The Esperance Tanker Jetty sadly continues to deteriorate in the face of fast approaching harsh winter. The action, or rather inaction, of the Esperance Shire to protect and further the life of this iconic 83-year-old structure has drawn the ire or the community and councillor members alike. While the pillars and wood continues to fall away into the ocean and wash up on the sands of the foreshore, I thought this is an excellent opportunity to answer some of the aggravated questions or clear up the misunderstandings that I myself has previously had surrounding this contentious issue.
First and foremost, my preference would have been to restore the Esperance jetty Tanker to its forer majestic glory, mainly because I dislike modern designs and I think upholding the integrity and look of the structure would be a fitting acknowledgement to this history of the town.
Sadly, restoration is simply not possible for a number of reasons.
The jetty is 83-years-old and I believe well past its working life. A concrete slab laid on the structure previously which aimed to prolong the integrity of the structure, succeeded in crippling the load-bearing pillars due to the excess weight. Even trying to access the jetty to restore it would be an immense health and safety risk and rebuilding from a barge would be costly.
Another aspect that cannot be understated is that the heritage order being held over the jetty paralyses anyone from doing anything to it. Once that order was placed, the Shire and anyone they contracted were unable to lay a finger on it, not to fix or demolish it. The heritage council will only lift the order once an adequate and appropriate plan has been detailed and tabled to them, and obviously meets their approval. The heritage council would want to oversee the plan so the new jetty, whether it is partially restored or completely rebuilt under the theme and spirit of the old structure, abides by the heritage guidelines.

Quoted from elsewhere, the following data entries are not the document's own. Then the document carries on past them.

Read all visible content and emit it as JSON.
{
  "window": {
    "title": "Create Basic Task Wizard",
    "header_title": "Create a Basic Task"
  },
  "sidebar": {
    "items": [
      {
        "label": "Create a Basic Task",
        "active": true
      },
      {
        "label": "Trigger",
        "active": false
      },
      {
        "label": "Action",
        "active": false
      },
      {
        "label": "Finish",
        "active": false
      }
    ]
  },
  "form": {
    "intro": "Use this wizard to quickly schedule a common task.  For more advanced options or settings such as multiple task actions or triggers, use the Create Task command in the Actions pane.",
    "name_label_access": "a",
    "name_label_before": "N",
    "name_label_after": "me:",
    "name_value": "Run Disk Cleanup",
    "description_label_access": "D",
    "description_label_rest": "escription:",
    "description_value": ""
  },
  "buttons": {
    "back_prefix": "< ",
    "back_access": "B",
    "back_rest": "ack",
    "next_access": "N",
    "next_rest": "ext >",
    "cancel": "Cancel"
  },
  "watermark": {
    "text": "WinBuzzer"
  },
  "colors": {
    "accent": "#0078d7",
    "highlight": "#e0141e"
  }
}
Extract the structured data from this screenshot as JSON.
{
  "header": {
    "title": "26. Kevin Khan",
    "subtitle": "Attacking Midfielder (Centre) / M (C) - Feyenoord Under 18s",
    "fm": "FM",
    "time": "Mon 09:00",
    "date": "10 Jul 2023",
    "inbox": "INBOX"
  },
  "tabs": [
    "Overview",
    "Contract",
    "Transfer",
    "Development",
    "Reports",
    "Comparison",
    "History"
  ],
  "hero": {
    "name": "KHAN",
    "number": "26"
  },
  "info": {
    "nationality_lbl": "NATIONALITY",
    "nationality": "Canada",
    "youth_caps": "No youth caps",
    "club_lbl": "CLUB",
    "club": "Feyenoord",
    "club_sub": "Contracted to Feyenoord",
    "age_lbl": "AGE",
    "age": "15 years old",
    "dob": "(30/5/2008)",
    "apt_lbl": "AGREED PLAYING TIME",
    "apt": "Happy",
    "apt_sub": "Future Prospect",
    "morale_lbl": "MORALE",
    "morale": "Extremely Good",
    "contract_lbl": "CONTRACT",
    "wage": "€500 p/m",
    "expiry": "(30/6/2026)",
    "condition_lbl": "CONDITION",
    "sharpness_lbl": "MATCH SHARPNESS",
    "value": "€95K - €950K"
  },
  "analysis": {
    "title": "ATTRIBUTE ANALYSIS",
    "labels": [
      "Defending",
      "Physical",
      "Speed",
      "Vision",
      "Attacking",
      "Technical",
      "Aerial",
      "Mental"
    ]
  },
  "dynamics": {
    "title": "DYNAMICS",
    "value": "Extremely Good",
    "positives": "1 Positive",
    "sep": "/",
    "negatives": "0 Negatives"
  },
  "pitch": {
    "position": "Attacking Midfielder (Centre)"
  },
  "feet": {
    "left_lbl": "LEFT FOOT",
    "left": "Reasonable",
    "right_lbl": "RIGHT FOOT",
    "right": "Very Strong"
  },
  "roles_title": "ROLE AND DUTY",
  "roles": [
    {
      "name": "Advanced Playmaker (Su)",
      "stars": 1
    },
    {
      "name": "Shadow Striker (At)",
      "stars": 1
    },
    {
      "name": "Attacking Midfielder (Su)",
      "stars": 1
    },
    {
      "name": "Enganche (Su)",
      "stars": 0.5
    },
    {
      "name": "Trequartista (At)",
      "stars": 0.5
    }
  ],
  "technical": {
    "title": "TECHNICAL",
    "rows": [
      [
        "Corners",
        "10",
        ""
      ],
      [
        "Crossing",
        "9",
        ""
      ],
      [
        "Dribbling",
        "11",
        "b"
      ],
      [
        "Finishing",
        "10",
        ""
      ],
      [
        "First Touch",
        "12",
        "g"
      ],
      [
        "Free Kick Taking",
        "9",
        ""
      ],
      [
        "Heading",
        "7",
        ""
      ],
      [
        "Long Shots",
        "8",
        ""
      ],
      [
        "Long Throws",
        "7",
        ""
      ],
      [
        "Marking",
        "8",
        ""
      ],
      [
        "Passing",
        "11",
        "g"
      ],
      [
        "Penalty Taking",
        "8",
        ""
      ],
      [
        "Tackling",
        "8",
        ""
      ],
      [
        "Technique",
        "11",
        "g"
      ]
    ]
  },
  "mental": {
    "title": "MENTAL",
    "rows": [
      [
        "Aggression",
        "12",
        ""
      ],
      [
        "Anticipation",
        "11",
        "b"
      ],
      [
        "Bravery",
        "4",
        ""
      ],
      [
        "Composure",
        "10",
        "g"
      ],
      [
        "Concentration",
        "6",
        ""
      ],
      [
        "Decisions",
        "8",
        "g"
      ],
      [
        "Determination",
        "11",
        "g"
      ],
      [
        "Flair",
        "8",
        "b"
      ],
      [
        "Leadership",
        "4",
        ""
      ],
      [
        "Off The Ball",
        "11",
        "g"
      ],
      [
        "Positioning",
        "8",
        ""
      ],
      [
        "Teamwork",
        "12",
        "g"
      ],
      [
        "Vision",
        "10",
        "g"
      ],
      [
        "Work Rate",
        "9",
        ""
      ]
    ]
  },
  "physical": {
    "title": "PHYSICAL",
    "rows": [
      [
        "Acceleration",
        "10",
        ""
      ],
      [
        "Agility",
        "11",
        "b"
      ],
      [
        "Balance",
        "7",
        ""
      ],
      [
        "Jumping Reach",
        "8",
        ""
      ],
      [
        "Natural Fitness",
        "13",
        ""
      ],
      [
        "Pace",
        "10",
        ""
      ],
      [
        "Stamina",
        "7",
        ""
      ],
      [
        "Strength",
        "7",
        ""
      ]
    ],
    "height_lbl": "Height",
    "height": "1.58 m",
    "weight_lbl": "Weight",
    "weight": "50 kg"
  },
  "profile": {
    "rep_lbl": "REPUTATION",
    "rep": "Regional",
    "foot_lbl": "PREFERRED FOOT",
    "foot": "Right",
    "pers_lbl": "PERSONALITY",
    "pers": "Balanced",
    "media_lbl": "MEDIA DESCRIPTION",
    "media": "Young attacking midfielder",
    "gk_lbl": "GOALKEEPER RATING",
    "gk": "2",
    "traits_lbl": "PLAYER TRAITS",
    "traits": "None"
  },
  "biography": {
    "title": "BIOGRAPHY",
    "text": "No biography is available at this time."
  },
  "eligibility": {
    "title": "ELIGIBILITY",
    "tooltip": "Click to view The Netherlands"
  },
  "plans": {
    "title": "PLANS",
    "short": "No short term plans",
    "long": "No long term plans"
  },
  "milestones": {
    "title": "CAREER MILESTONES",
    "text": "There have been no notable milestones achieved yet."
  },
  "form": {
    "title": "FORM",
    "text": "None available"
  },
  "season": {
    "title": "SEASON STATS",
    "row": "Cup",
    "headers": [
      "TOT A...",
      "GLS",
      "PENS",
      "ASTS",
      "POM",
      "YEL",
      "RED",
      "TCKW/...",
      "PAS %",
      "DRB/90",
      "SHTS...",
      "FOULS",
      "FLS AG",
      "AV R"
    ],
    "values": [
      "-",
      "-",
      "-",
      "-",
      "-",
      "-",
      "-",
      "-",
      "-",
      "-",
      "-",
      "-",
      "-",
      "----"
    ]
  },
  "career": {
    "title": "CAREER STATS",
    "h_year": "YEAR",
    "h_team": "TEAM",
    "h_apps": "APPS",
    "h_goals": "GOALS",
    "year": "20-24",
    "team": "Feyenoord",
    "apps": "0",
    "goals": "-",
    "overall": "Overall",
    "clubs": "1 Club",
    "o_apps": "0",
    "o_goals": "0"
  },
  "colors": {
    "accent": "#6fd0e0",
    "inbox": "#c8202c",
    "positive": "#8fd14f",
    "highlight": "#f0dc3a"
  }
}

The consensus around the community is that swift action is needed. Either to restore the structure immediately or pull it apart to salvage the existing materials. Again, because of the heritage order nothing can be moved or touched officially. The only part of the jetty that can be kept and stored for later (aesthetic use mind you, there is no way the existing materials would be suitable structurally in the new design) is the pieces of wood that has been washed ashore and collected by passers-by.

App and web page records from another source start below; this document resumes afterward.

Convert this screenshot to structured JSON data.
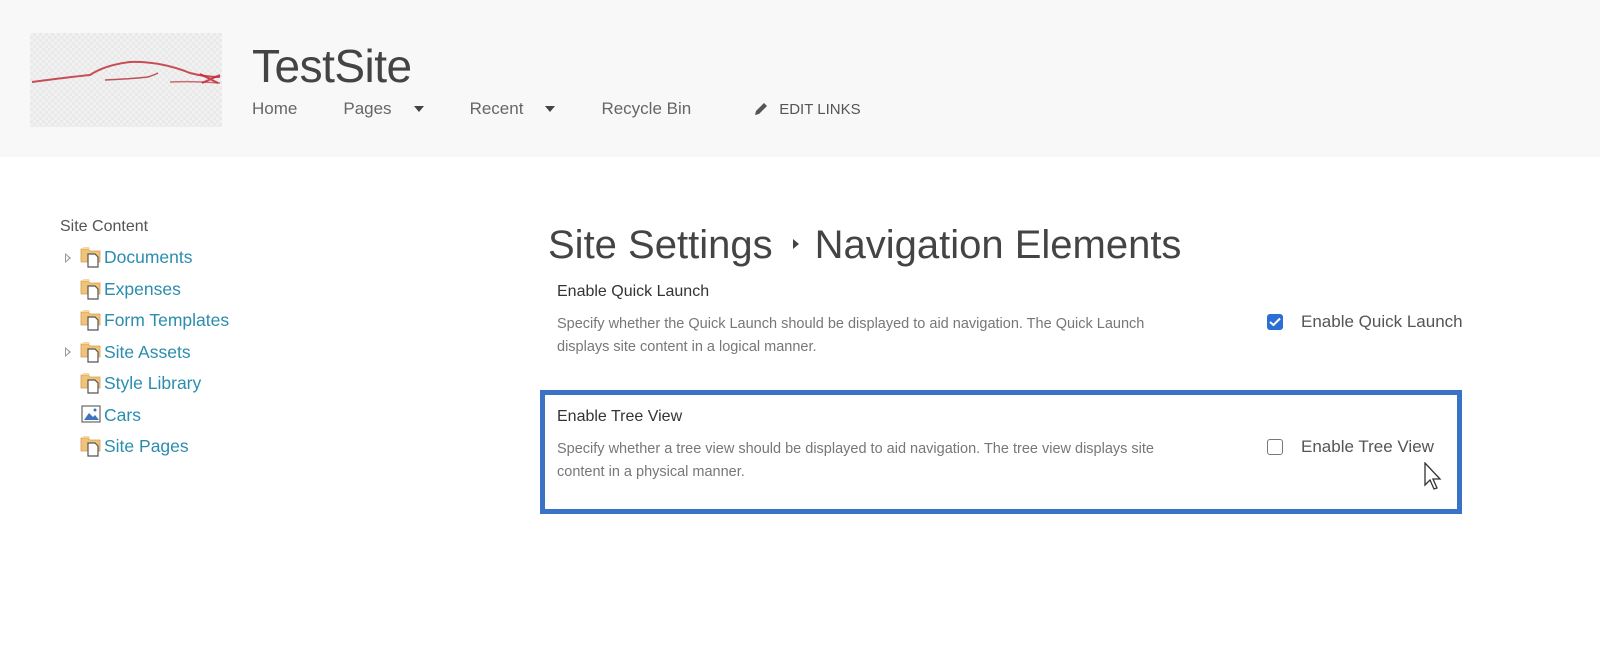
{
  "header": {
    "logo": "car-logo",
    "site_title": "TestSite",
    "nav": [
      {
        "label": "Home",
        "has_dropdown": false
      },
      {
        "label": "Pages",
        "has_dropdown": true
      },
      {
        "label": "Recent",
        "has_dropdown": true
      },
      {
        "label": "Recycle Bin",
        "has_dropdown": false
      }
    ],
    "edit_links": {
      "icon": "pencil-icon",
      "label": "EDIT LINKS"
    }
  },
  "quick_launch": {
    "title": "Site Content",
    "items": [
      {
        "label": "Documents",
        "icon": "document-library-icon",
        "expandable": true
      },
      {
        "label": "Expenses",
        "icon": "document-library-icon",
        "expandable": false
      },
      {
        "label": "Form Templates",
        "icon": "document-library-icon",
        "expandable": false
      },
      {
        "label": "Site Assets",
        "icon": "document-library-icon",
        "expandable": true
      },
      {
        "label": "Style Library",
        "icon": "document-library-icon",
        "expandable": false
      },
      {
        "label": "Cars",
        "icon": "picture-library-icon",
        "expandable": false
      },
      {
        "label": "Site Pages",
        "icon": "document-library-icon",
        "expandable": false
      }
    ]
  },
  "main": {
    "breadcrumb": {
      "parent": "Site Settings",
      "current": "Navigation Elements"
    },
    "sections": [
      {
        "title": "Enable Quick Launch",
        "description": "Specify whether the Quick Launch should be displayed to aid navigation.  The Quick Launch displays site content in a logical manner.",
        "option_label": "Enable Quick Launch",
        "checked": true
      },
      {
        "title": "Enable Tree View",
        "description": "Specify whether a tree view should be displayed to aid navigation.  The tree view displays site content in a physical manner.",
        "option_label": "Enable Tree View",
        "checked": false
      }
    ]
  },
  "colors": {
    "link": "#2a8dae",
    "checkbox_checked": "#2b6fd6",
    "highlight": "#3a72c6",
    "header_bg": "#f8f8f8"
  }
}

In fact, debris on the bottom of the ocean cannot be touched as it breaches the nature conservation act applied to Esperance Bay. Floating pieces also must be left alone, as apparently their collection can be a risk to health and safety.
So in a nutshell, the current jetty cannot be touched under no circumstances, and can only be recovered if it collapses further and its constituents collects on the beach. The heritage order bind the Shire and other stakeholders from any involvement to help mitigate further collapse or demolish the remaining teetering structure.

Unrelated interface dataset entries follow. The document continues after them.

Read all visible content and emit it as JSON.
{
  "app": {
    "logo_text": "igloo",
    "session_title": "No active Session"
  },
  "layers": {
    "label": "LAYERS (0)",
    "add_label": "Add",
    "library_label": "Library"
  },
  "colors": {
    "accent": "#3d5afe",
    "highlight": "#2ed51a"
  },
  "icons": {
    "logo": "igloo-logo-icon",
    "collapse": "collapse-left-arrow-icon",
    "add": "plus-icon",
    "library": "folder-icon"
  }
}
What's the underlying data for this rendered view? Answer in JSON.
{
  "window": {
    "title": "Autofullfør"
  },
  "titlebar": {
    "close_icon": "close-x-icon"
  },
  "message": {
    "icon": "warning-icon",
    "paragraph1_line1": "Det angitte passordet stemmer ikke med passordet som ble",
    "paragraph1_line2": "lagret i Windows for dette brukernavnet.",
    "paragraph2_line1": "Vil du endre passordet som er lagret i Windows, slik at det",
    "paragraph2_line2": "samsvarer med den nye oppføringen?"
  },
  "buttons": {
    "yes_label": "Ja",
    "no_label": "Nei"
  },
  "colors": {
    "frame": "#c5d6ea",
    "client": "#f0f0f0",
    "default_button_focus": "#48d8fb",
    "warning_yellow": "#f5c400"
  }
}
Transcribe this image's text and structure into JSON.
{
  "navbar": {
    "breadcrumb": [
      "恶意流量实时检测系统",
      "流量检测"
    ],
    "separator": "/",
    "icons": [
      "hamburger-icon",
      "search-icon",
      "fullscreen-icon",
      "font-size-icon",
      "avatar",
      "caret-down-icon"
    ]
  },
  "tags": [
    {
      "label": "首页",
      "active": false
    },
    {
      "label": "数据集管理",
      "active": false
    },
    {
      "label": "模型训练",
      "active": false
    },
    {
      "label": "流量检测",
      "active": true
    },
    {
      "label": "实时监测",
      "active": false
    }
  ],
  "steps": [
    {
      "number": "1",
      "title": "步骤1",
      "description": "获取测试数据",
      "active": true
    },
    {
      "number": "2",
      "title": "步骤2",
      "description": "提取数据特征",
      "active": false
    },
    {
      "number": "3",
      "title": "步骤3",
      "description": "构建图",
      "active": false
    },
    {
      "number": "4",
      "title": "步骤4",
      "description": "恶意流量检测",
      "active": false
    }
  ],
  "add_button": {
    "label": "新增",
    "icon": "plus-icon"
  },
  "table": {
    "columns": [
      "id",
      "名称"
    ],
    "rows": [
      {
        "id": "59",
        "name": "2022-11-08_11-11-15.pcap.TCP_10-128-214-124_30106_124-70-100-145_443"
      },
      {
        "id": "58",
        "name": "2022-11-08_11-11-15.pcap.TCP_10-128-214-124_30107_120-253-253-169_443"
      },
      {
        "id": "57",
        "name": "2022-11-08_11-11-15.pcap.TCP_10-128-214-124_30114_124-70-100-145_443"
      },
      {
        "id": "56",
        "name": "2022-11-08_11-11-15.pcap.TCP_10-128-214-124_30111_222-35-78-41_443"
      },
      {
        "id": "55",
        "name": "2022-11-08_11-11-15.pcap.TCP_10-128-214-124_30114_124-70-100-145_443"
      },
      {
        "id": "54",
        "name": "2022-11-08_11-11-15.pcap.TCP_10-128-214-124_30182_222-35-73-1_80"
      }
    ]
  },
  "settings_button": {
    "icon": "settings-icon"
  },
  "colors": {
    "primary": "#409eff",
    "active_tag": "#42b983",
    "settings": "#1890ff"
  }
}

Looking forward, there are some pennies in the bank, approximately $2 million. The plan at the moment from the contractors has estimated a required $6 million, and includes a design that adheres to the general look of the original, even using its former material in aesthetic forms. Once the design is confirmed the Shire will go about seeking the extra funds in order to commence the project.
I mentioned before the feeling around Esperance town is that swift action is needed… out of all the variables that is one that I can guarantee will not succeed.